[Supplied entries — start]
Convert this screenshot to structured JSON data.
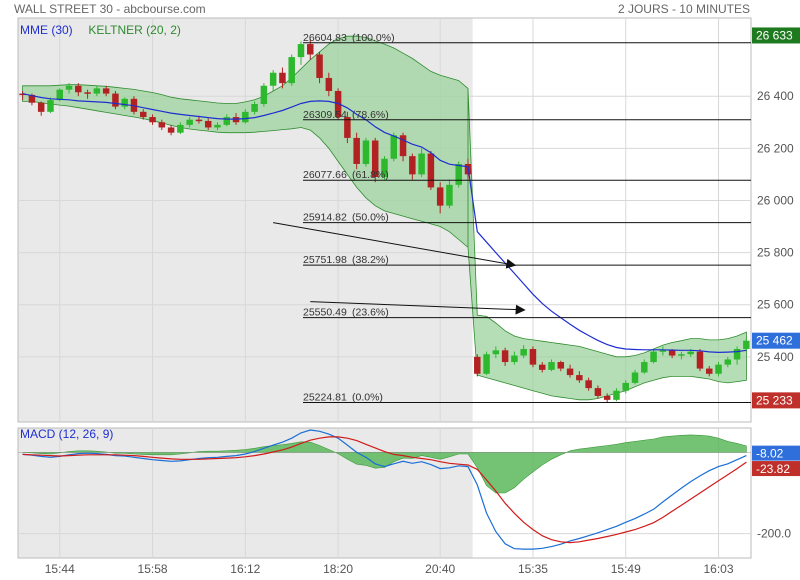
{
  "header": {
    "title": "WALL STREET 30 - abcbourse.com",
    "period": "2 JOURS - 10 MINUTES"
  },
  "colors": {
    "up": "#2eb82e",
    "down": "#b22222",
    "ema": "#1e2fd1",
    "keltner": "#2e8b2e",
    "keltner_fill": "#9ed39e",
    "macd": "#1a6fd6",
    "signal": "#d11a1a",
    "hist": "#5cb85c",
    "shade": "#e9e9e9",
    "last_price_bg": "#2e6fdc",
    "fib_top_bg": "#1e7a1e",
    "fib_bottom_bg": "#c0302a"
  },
  "chart_data": [
    {
      "type": "candlestick",
      "legend": [
        {
          "label": "MME (30)",
          "color": "#1e2fd1"
        },
        {
          "label": "KELTNER (20, 2)",
          "color": "#2e8b2e"
        }
      ],
      "ylim": [
        25150,
        26700
      ],
      "y_ticks": [
        {
          "value": 26400,
          "label": "26 400"
        },
        {
          "value": 26200,
          "label": "26 200"
        },
        {
          "value": 26000,
          "label": "26 000"
        },
        {
          "value": 25800,
          "label": "25 800"
        },
        {
          "value": 25600,
          "label": "25 600"
        },
        {
          "value": 25400,
          "label": "25 400"
        }
      ],
      "x_ticks": [
        "15:44",
        "15:58",
        "16:12",
        "18:20",
        "20:40",
        "15:35",
        "15:49",
        "16:03"
      ],
      "fibonacci": [
        {
          "value": 26604.83,
          "label": "26604.83",
          "pct": "(100.0%)"
        },
        {
          "value": 26309.54,
          "label": "26309.54",
          "pct": "(78.6%)"
        },
        {
          "value": 26077.66,
          "label": "26077.66",
          "pct": "(61.8%)"
        },
        {
          "value": 25914.82,
          "label": "25914.82",
          "pct": "(50.0%)"
        },
        {
          "value": 25751.98,
          "label": "25751.98",
          "pct": "(38.2%)"
        },
        {
          "value": 25550.49,
          "label": "25550.49",
          "pct": "(23.6%)"
        },
        {
          "value": 25224.81,
          "label": "25224.81",
          "pct": "(0.0%)"
        }
      ],
      "price_labels": [
        {
          "value": 26633,
          "label": "26 633"
        },
        {
          "value": 25462,
          "label": "25 462"
        },
        {
          "value": 25233,
          "label": "25 233"
        }
      ],
      "candles": [
        [
          26410,
          26420,
          26385,
          26405
        ],
        [
          26405,
          26410,
          26365,
          26375
        ],
        [
          26375,
          26380,
          26325,
          26340
        ],
        [
          26340,
          26395,
          26335,
          26385
        ],
        [
          26385,
          26430,
          26380,
          26425
        ],
        [
          26425,
          26450,
          26410,
          26440
        ],
        [
          26440,
          26450,
          26400,
          26415
        ],
        [
          26415,
          26425,
          26390,
          26410
        ],
        [
          26410,
          26440,
          26400,
          26430
        ],
        [
          26430,
          26440,
          26400,
          26410
        ],
        [
          26410,
          26420,
          26350,
          26360
        ],
        [
          26360,
          26395,
          26350,
          26390
        ],
        [
          26390,
          26400,
          26330,
          26340
        ],
        [
          26340,
          26350,
          26310,
          26320
        ],
        [
          26320,
          26330,
          26290,
          26300
        ],
        [
          26300,
          26310,
          26270,
          26280
        ],
        [
          26280,
          26290,
          26250,
          26260
        ],
        [
          26260,
          26300,
          26255,
          26290
        ],
        [
          26290,
          26320,
          26280,
          26310
        ],
        [
          26310,
          26325,
          26295,
          26305
        ],
        [
          26305,
          26315,
          26270,
          26280
        ],
        [
          26280,
          26300,
          26270,
          26290
        ],
        [
          26290,
          26330,
          26285,
          26320
        ],
        [
          26320,
          26335,
          26290,
          26300
        ],
        [
          26300,
          26350,
          26295,
          26340
        ],
        [
          26340,
          26380,
          26330,
          26370
        ],
        [
          26370,
          26450,
          26360,
          26440
        ],
        [
          26440,
          26500,
          26420,
          26490
        ],
        [
          26490,
          26510,
          26430,
          26450
        ],
        [
          26450,
          26560,
          26440,
          26550
        ],
        [
          26550,
          26610,
          26520,
          26600
        ],
        [
          26600,
          26620,
          26540,
          26560
        ],
        [
          26560,
          26570,
          26450,
          26470
        ],
        [
          26470,
          26490,
          26400,
          26420
        ],
        [
          26420,
          26430,
          26310,
          26320
        ],
        [
          26320,
          26340,
          26220,
          26240
        ],
        [
          26240,
          26260,
          26120,
          26140
        ],
        [
          26140,
          26240,
          26130,
          26230
        ],
        [
          26230,
          26240,
          26070,
          26090
        ],
        [
          26090,
          26170,
          26080,
          26160
        ],
        [
          26160,
          26260,
          26150,
          26250
        ],
        [
          26250,
          26260,
          26150,
          26170
        ],
        [
          26170,
          26180,
          26080,
          26100
        ],
        [
          26100,
          26200,
          26090,
          26180
        ],
        [
          26180,
          26190,
          26040,
          26050
        ],
        [
          26050,
          26070,
          25950,
          25980
        ],
        [
          25980,
          26080,
          25970,
          26060
        ],
        [
          26060,
          26150,
          26050,
          26140
        ],
        [
          26140,
          26160,
          26080,
          26100
        ],
        [
          25400,
          25410,
          25325,
          25335
        ],
        [
          25335,
          25420,
          25330,
          25410
        ],
        [
          25410,
          25440,
          25395,
          25425
        ],
        [
          25425,
          25435,
          25365,
          25380
        ],
        [
          25380,
          25420,
          25370,
          25405
        ],
        [
          25405,
          25445,
          25395,
          25430
        ],
        [
          25430,
          25440,
          25360,
          25370
        ],
        [
          25370,
          25380,
          25340,
          25350
        ],
        [
          25350,
          25390,
          25345,
          25380
        ],
        [
          25380,
          25385,
          25345,
          25355
        ],
        [
          25355,
          25370,
          25320,
          25330
        ],
        [
          25330,
          25345,
          25300,
          25310
        ],
        [
          25310,
          25320,
          25270,
          25280
        ],
        [
          25280,
          25290,
          25240,
          25250
        ],
        [
          25250,
          25260,
          25225,
          25235
        ],
        [
          25235,
          25280,
          25230,
          25270
        ],
        [
          25270,
          25310,
          25260,
          25300
        ],
        [
          25300,
          25350,
          25295,
          25340
        ],
        [
          25340,
          25390,
          25335,
          25380
        ],
        [
          25380,
          25430,
          25375,
          25420
        ],
        [
          25420,
          25440,
          25405,
          25425
        ],
        [
          25425,
          25430,
          25395,
          25405
        ],
        [
          25405,
          25420,
          25390,
          25410
        ],
        [
          25410,
          25430,
          25400,
          25420
        ],
        [
          25420,
          25430,
          25345,
          25355
        ],
        [
          25355,
          25365,
          25325,
          25335
        ],
        [
          25335,
          25380,
          25325,
          25370
        ],
        [
          25370,
          25400,
          25360,
          25390
        ],
        [
          25390,
          25440,
          25370,
          25430
        ],
        [
          25430,
          25475,
          25420,
          25462
        ]
      ],
      "ema30": [
        26410,
        26402,
        26395,
        26390,
        26388,
        26386,
        26382,
        26380,
        26378,
        26376,
        26372,
        26368,
        26363,
        26356,
        26349,
        26342,
        26335,
        26330,
        26326,
        26322,
        26318,
        26314,
        26312,
        26312,
        26314,
        26318,
        26326,
        26335,
        26345,
        26358,
        26372,
        26380,
        26382,
        26380,
        26372,
        26355,
        26330,
        26310,
        26283,
        26261,
        26247,
        26232,
        26216,
        26205,
        26183,
        26154,
        26139,
        26134,
        26129,
        25880,
        25840,
        25800,
        25760,
        25720,
        25680,
        25640,
        25605,
        25575,
        25550,
        25525,
        25502,
        25482,
        25463,
        25447,
        25436,
        25430,
        25428,
        25427,
        25427,
        25427,
        25426,
        25425,
        25425,
        25423,
        25419,
        25417,
        25418,
        25420,
        25425
      ],
      "keltner_upper": [
        26440,
        26440,
        26440,
        26440,
        26442,
        26444,
        26444,
        26442,
        26440,
        26438,
        26434,
        26430,
        26426,
        26420,
        26414,
        26406,
        26396,
        26390,
        26386,
        26382,
        26378,
        26374,
        26372,
        26372,
        26378,
        26386,
        26400,
        26420,
        26440,
        26470,
        26505,
        26540,
        26570,
        26600,
        26620,
        26630,
        26630,
        26625,
        26612,
        26600,
        26585,
        26565,
        26545,
        26520,
        26495,
        26480,
        26470,
        26460,
        26430,
        25560,
        25555,
        25530,
        25500,
        25480,
        25470,
        25465,
        25460,
        25455,
        25450,
        25445,
        25440,
        25430,
        25420,
        25410,
        25400,
        25400,
        25405,
        25415,
        25430,
        25445,
        25455,
        25462,
        25470,
        25470,
        25465,
        25465,
        25470,
        25480,
        25495
      ],
      "keltner_lower": [
        26380,
        26380,
        26375,
        26370,
        26366,
        26362,
        26356,
        26350,
        26344,
        26338,
        26332,
        26326,
        26320,
        26314,
        26306,
        26298,
        26288,
        26280,
        26274,
        26270,
        26266,
        26262,
        26260,
        26260,
        26260,
        26262,
        26265,
        26268,
        26272,
        26275,
        26280,
        26270,
        26240,
        26200,
        26150,
        26100,
        26050,
        26010,
        25980,
        25960,
        25950,
        25940,
        25930,
        25920,
        25910,
        25900,
        25880,
        25850,
        25820,
        25330,
        25320,
        25310,
        25300,
        25290,
        25280,
        25270,
        25260,
        25250,
        25245,
        25240,
        25235,
        25235,
        25240,
        25250,
        25260,
        25270,
        25285,
        25300,
        25310,
        25320,
        25325,
        25325,
        25325,
        25320,
        25315,
        25305,
        25300,
        25305,
        25310
      ],
      "sessions": [
        {
          "start_index": 0,
          "end_index": 48,
          "shaded": true
        },
        {
          "start_index": 49,
          "end_index": 78,
          "shaded": false
        }
      ],
      "arrows": [
        {
          "from": [
            25914.82,
            27
          ],
          "to": [
            25751.98,
            53
          ]
        },
        {
          "from": [
            25612,
            31
          ],
          "to": [
            25580,
            54
          ]
        }
      ]
    },
    {
      "type": "macd",
      "title": "MACD (12, 26, 9)",
      "ylim": [
        -260,
        60
      ],
      "y_ticks": [
        {
          "value": -200,
          "label": "-200.0"
        }
      ],
      "value_labels": [
        {
          "value": -8.02,
          "label": "-8.02"
        },
        {
          "value": -23.82,
          "label": "-23.82"
        }
      ],
      "macd": [
        -5,
        -7,
        -10,
        -12,
        -10,
        -6,
        -3,
        -2,
        -3,
        -5,
        -8,
        -9,
        -12,
        -15,
        -18,
        -20,
        -22,
        -21,
        -18,
        -15,
        -13,
        -12,
        -10,
        -8,
        -4,
        2,
        10,
        18,
        25,
        35,
        48,
        55,
        52,
        45,
        35,
        18,
        0,
        -12,
        -28,
        -35,
        -28,
        -22,
        -27,
        -23,
        -30,
        -40,
        -38,
        -33,
        -35,
        -80,
        -150,
        -195,
        -225,
        -237,
        -238,
        -238,
        -236,
        -232,
        -226,
        -218,
        -212,
        -205,
        -198,
        -190,
        -182,
        -172,
        -163,
        -152,
        -140,
        -122,
        -105,
        -88,
        -72,
        -58,
        -45,
        -35,
        -28,
        -18,
        -8.02
      ],
      "signal": [
        -5,
        -6,
        -7,
        -8,
        -9,
        -8,
        -7,
        -6,
        -6,
        -6,
        -6,
        -7,
        -8,
        -10,
        -12,
        -14,
        -16,
        -17,
        -17,
        -17,
        -16,
        -15,
        -14,
        -13,
        -11,
        -8,
        -4,
        1,
        6,
        13,
        22,
        30,
        35,
        38,
        38,
        35,
        29,
        20,
        11,
        2,
        -5,
        -8,
        -12,
        -15,
        -18,
        -23,
        -27,
        -29,
        -31,
        -42,
        -68,
        -95,
        -125,
        -150,
        -172,
        -190,
        -205,
        -215,
        -220,
        -222,
        -220,
        -216,
        -212,
        -207,
        -202,
        -196,
        -190,
        -182,
        -173,
        -160,
        -145,
        -130,
        -115,
        -100,
        -85,
        -70,
        -55,
        -40,
        -23.82
      ],
      "histogram": [
        0,
        -1,
        -3,
        -4,
        -1,
        2,
        4,
        4,
        3,
        1,
        -2,
        -2,
        -4,
        -5,
        -6,
        -6,
        -6,
        -4,
        -1,
        2,
        3,
        3,
        4,
        5,
        7,
        10,
        14,
        17,
        19,
        22,
        26,
        25,
        17,
        7,
        -3,
        -17,
        -29,
        -32,
        -39,
        -37,
        -23,
        -14,
        -15,
        -8,
        -12,
        -17,
        -11,
        -4,
        -4,
        -38,
        -82,
        -100,
        -100,
        -87,
        -66,
        -48,
        -31,
        -17,
        -6,
        4,
        8,
        11,
        14,
        17,
        20,
        24,
        27,
        30,
        33,
        38,
        40,
        42,
        43,
        42,
        40,
        35,
        27,
        22,
        15.8
      ]
    }
  ]
}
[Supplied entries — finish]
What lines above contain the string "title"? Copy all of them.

- _Exercise output_
    "title": "WALL STREET 30 - abcbourse.com",
      "title": "MACD (12, 26, 9)",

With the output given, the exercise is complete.